How do we make housing more affordable? Simple answer: We can’t...at least for now. It’s a tough question with complicated answers, in large part because well intentioned policies are working against each other.
The Federal Reserve has an all-out campaign to curb inflation which is at recent record highs hovering near 10%, and one of the main reasons why housing is expensive. Others include materials supply chain, labor, energy, etc. The Federal Reserve has two major charges: to keep inflation down, and to increase employment, both geared towards providing Americans with reasonable costs of living and adequate income.
During Covid, the Fed flooded the market with cash, through the purchase and creation of bonds, resulting in big checks to individuals. People saved the cash, invested, or spent it. Based upon supply chain issues with Covid, and high demand from consumers, inflation took off. This is where the problem now lies. The economy is too hot, labor is being paid too much and money is cheap. Thus, the Fed has to reverse this.
Fast forward to today, the Fed is raising rates, paying off some debt, stopping sending checks and generally tightening money supply. Through this process, there are contradictory unanticipated consequences. First, the American citizen is still finding high prices, but with less cash to purchase. The move from 3% to 6% mortgages has seriously undercut potential house purchasing power. Depending upon borrowing, this can range from hundreds to thousands of dollars per month more than before. Tight money has also impacted companies which had begun to hire more people at higher salaries, but now potentially are laying off people and moderating salaries. Ironically, this is what the Fed wants…to cool the economy, but trying not to hurt the average American. Turns out we may not be able to have it both ways.
Worse, housing production has slowed. Major builders throughout the United States such as Lennar and DR Horton have pulled back, thus reducing new supply by as much as 25% year-over-year. With lower supply and higher cost of mortgages, even though there is demand, less housing is available to the average American. As a result, potential buyers have moved into the rental housing market, pushing up rental prices, thus once again increasing cost of living and housing.
Most would agree that the overall plan is good and necessary. But, the unintended consequences are that housing purchase is less attainable and rents are more costly. At the same time, the largest generation, millennial’s, reaching an age conducive to forming families and needing permanent shelters, have increased demand, with less ability to buy.
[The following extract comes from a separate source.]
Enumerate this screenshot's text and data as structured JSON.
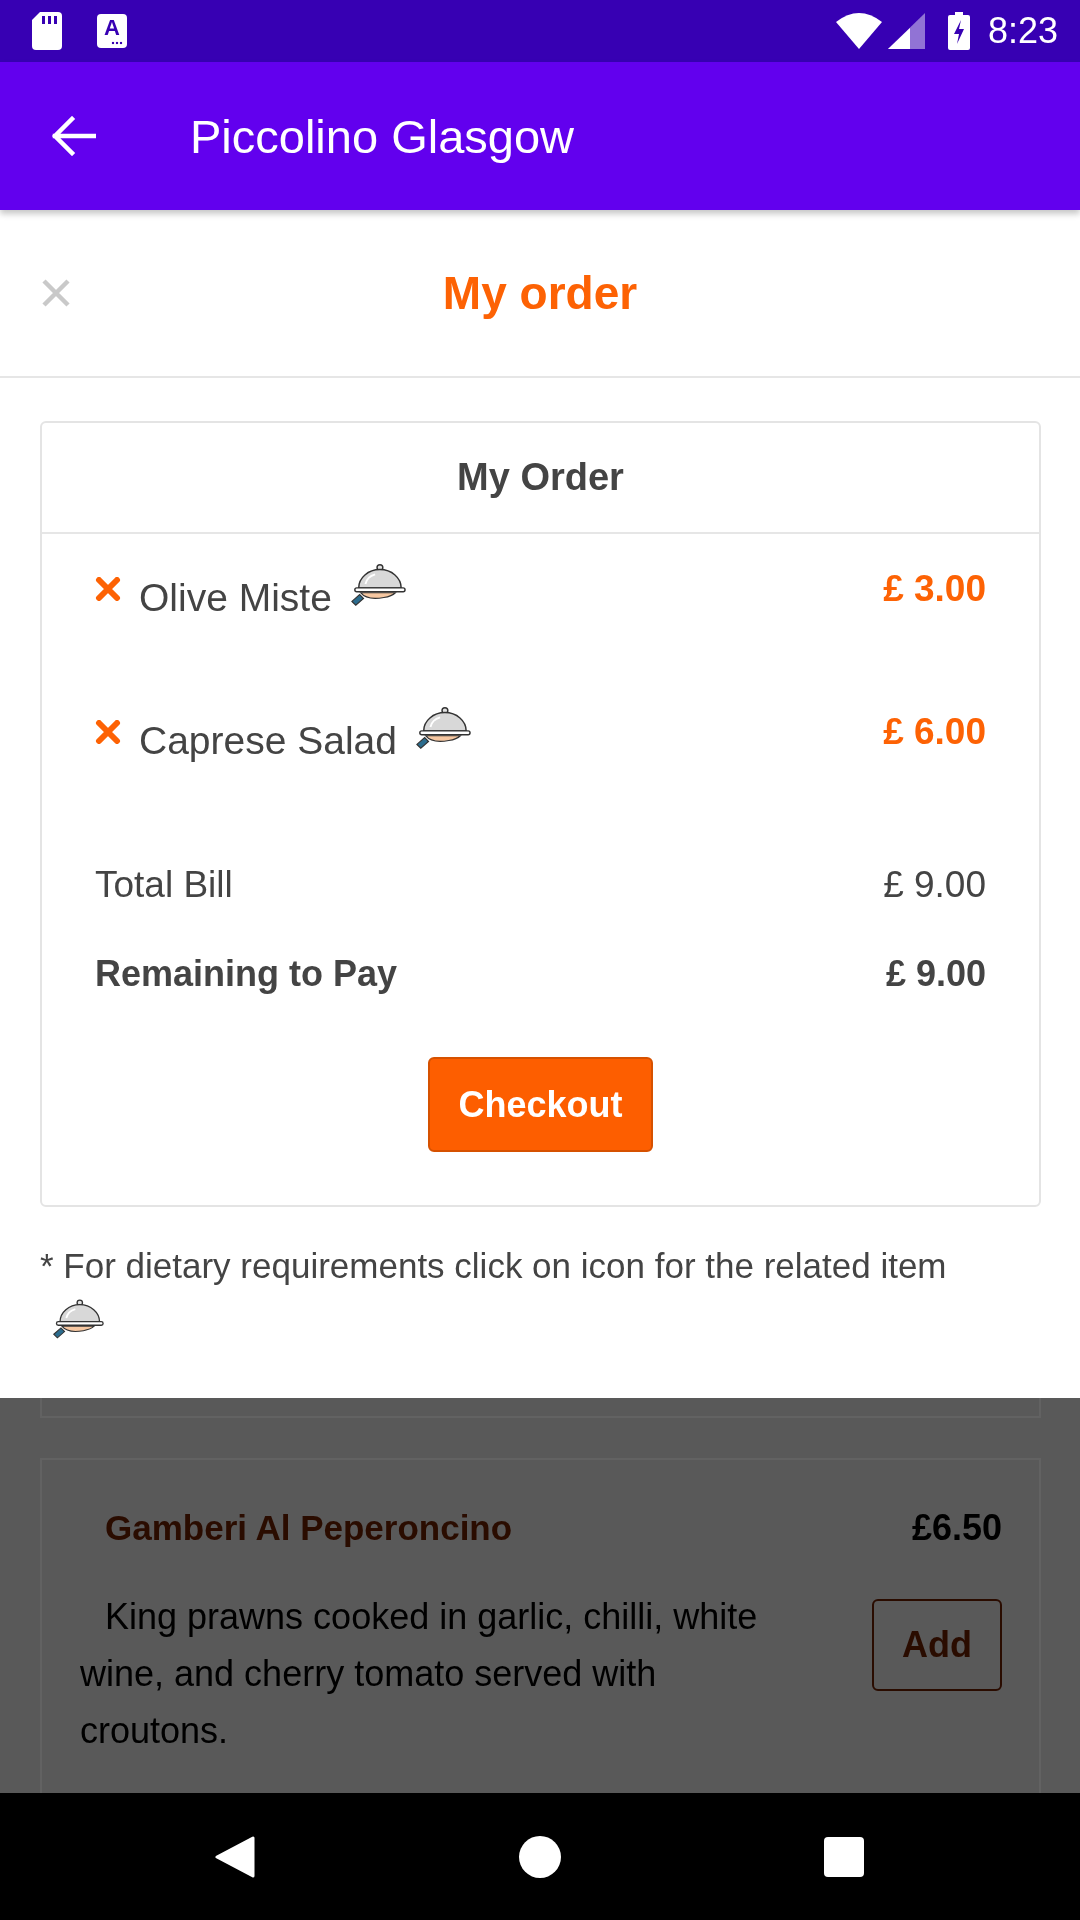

Currently, the news is full of sales being canceled, showings becoming limited, sales diminishing, but pricing still high.
So, while the federal reserve is trying to reduce inflation, it is also decreasing purchasing power, and in some cases reducing demand or ability to buy housing. It is depleting savings through rental payments, thus increasing the cost of shelter but not providing or creating individual wealth growth through ownership. Also, as companies cut back, to reduce costs, layoffs may ensue. This is already reported in huge companies like Facebook, Amazon, and others which have laid off or tabled new hires.
Concluding, not all the best intentions of policies are always in alignment. There are certain unintended, in some cases, unforeseen consequences. The problems are becoming more clear, but the solutions are not. The Federal Reserve hopes that high rates will cool the economy fast enough, so that rates can lower again sooner rather than later, thus finding a reasonable level. At the same time, the Fed faces unvisited territory, trying to cool the economy without pushing it into recession. Clearly this is a difficult balance, that will be a question until at least the end of 2022 and likely further. Time will tell, but it may be longer than you think.
Daniel Calano, CRE, is managing partner and principal of Prospectus, LLC, Cambridge, MA.